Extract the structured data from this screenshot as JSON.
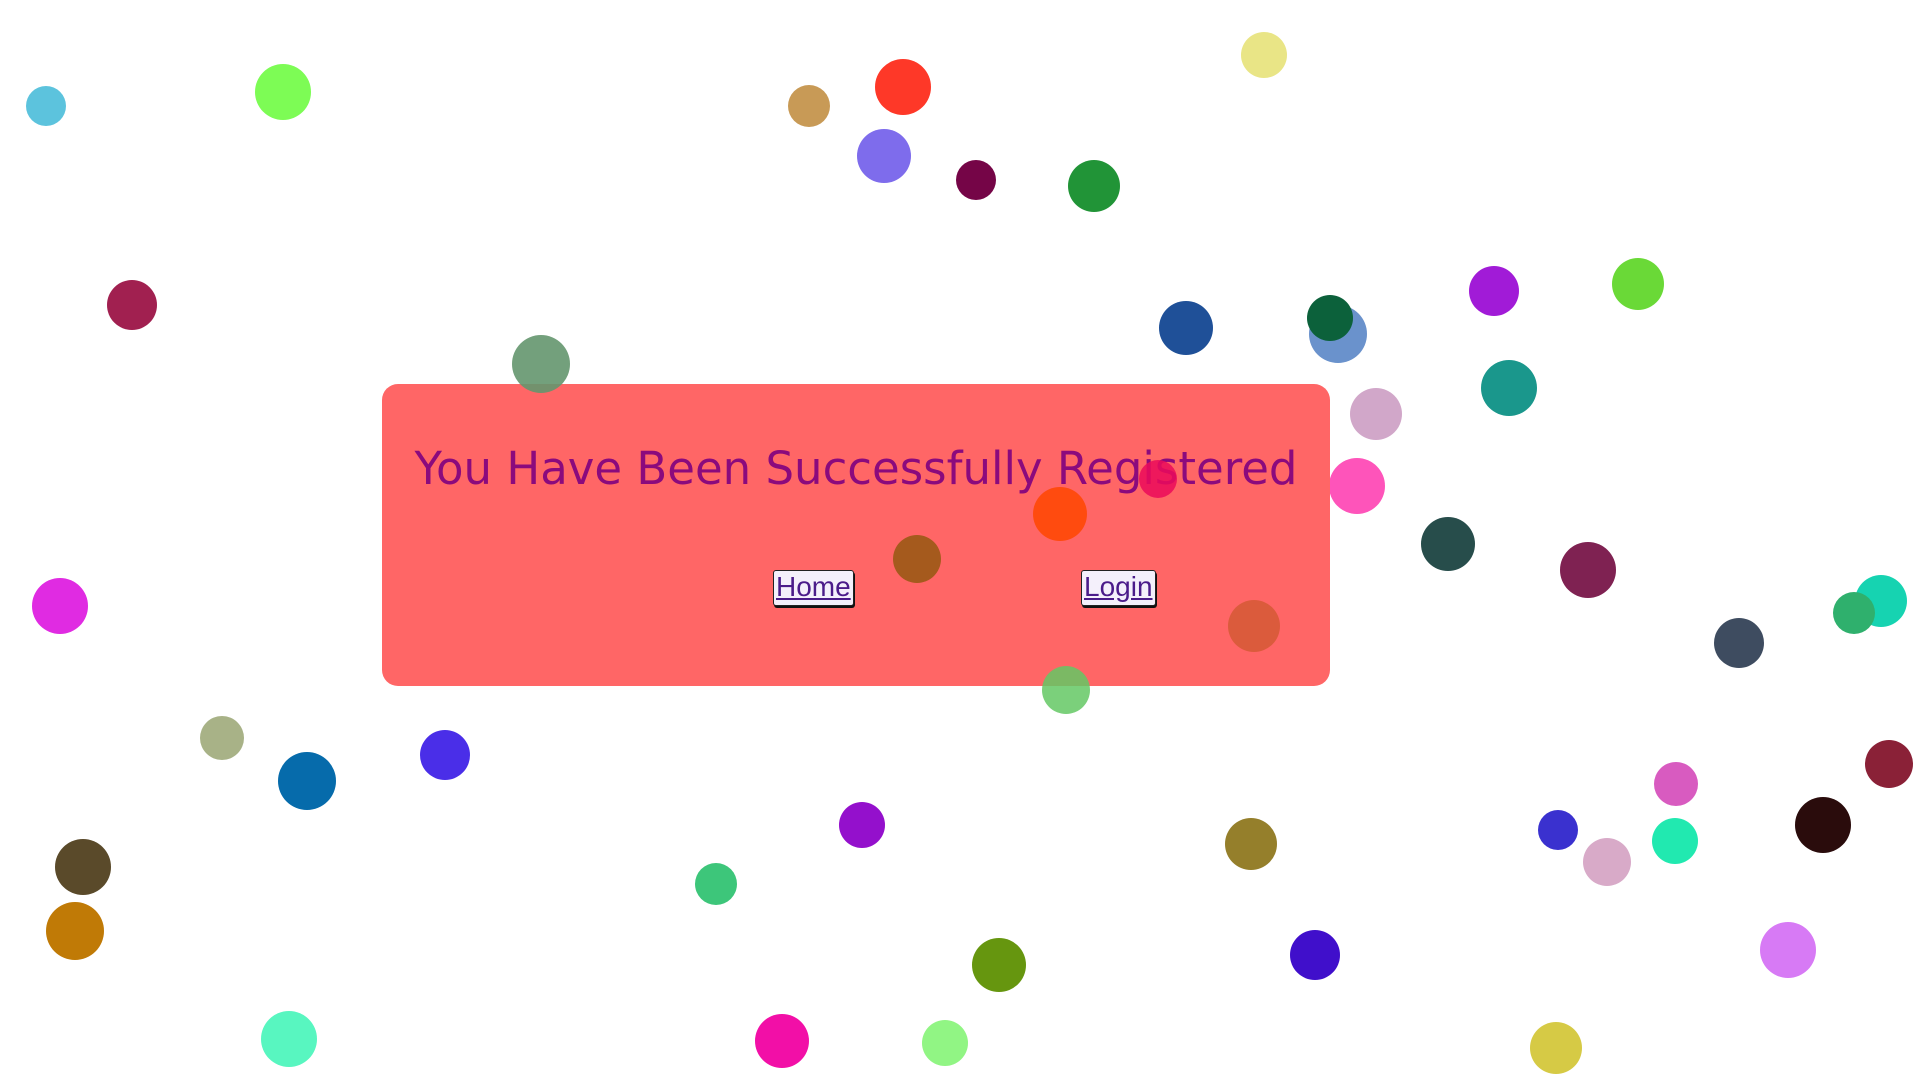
{
  "page": {
    "title": "You Have Been Successfully Registered",
    "links": {
      "home": "Home",
      "login": "Login"
    }
  },
  "colors": {
    "background": "#ffffff",
    "card": "#ff6666",
    "title": "#8b0a7d",
    "link": "#4b1c8a"
  }
}
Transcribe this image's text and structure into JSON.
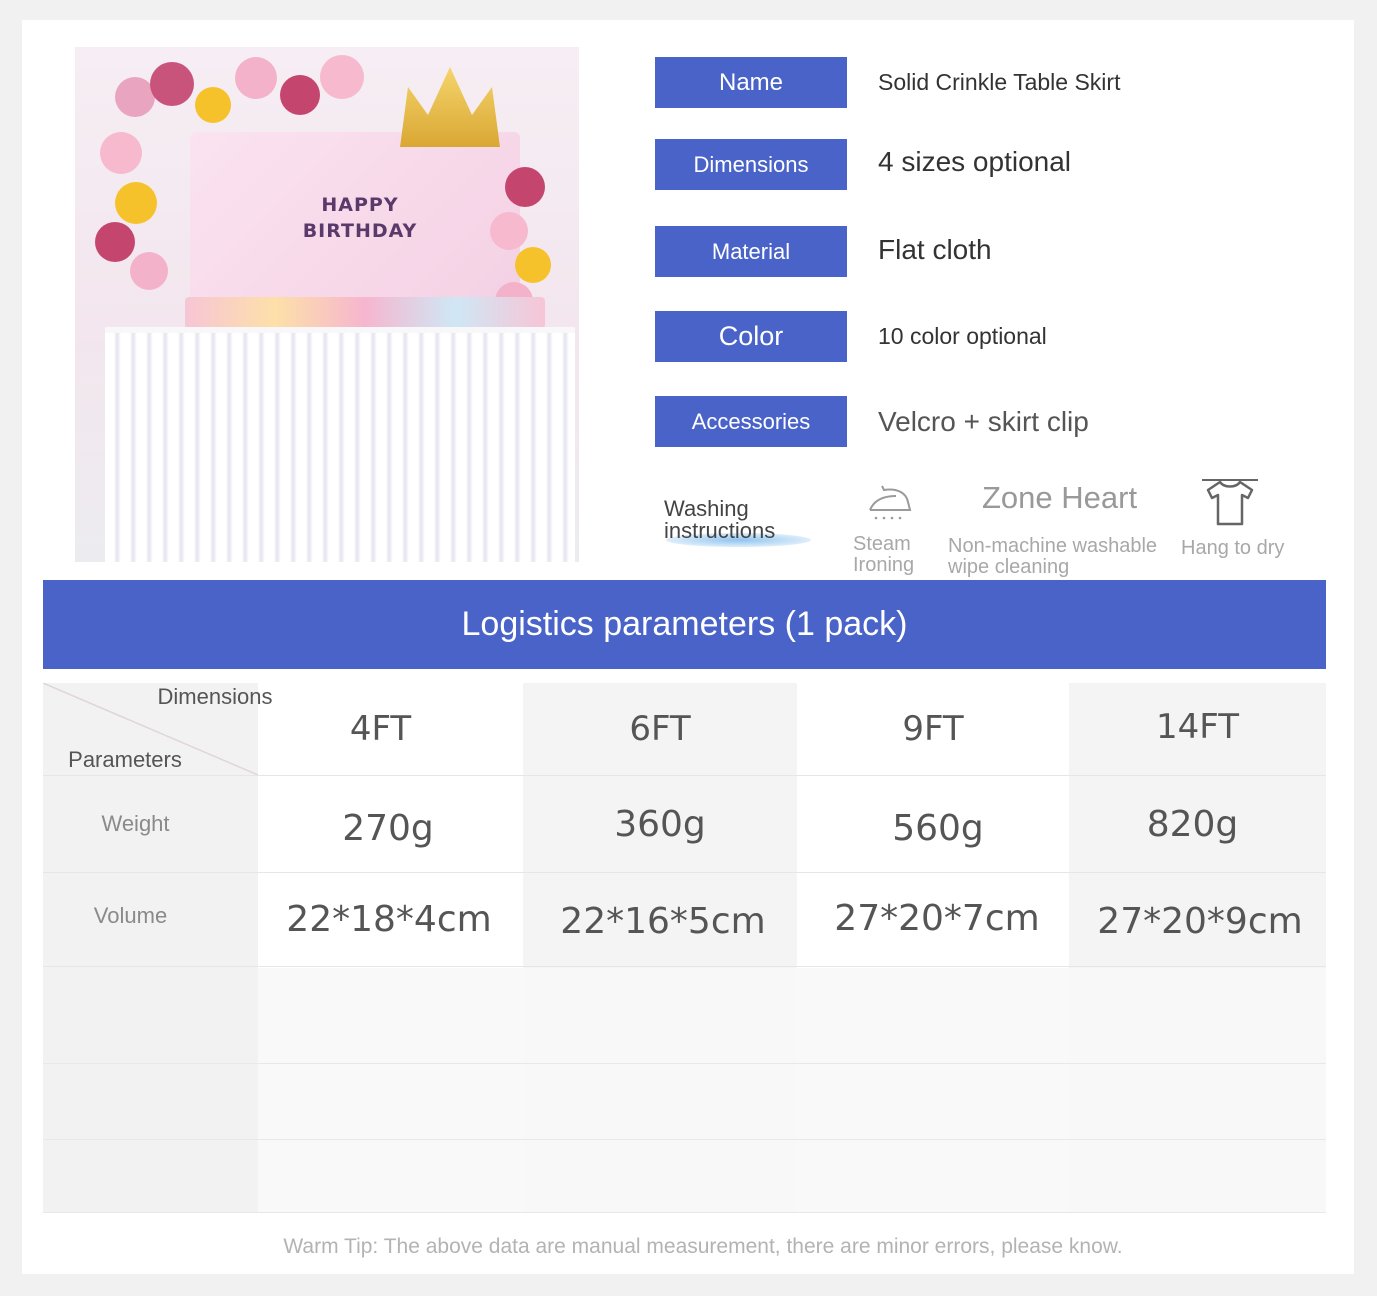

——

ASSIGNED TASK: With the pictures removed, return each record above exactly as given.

TASK SOLUTION:
Extract the structured data from this screenshot as JSON.
{
  "page": {
    "title": "You Have Been Successfully Registered",
    "links": {
      "home": "Home",
      "login": "Login"
    }
  },
  "colors": {
    "background": "#ffffff",
    "card": "#ff6666",
    "title": "#8b0a7d",
    "link": "#4b1c8a"
  }
}
Transcribe this image's text and structure into JSON.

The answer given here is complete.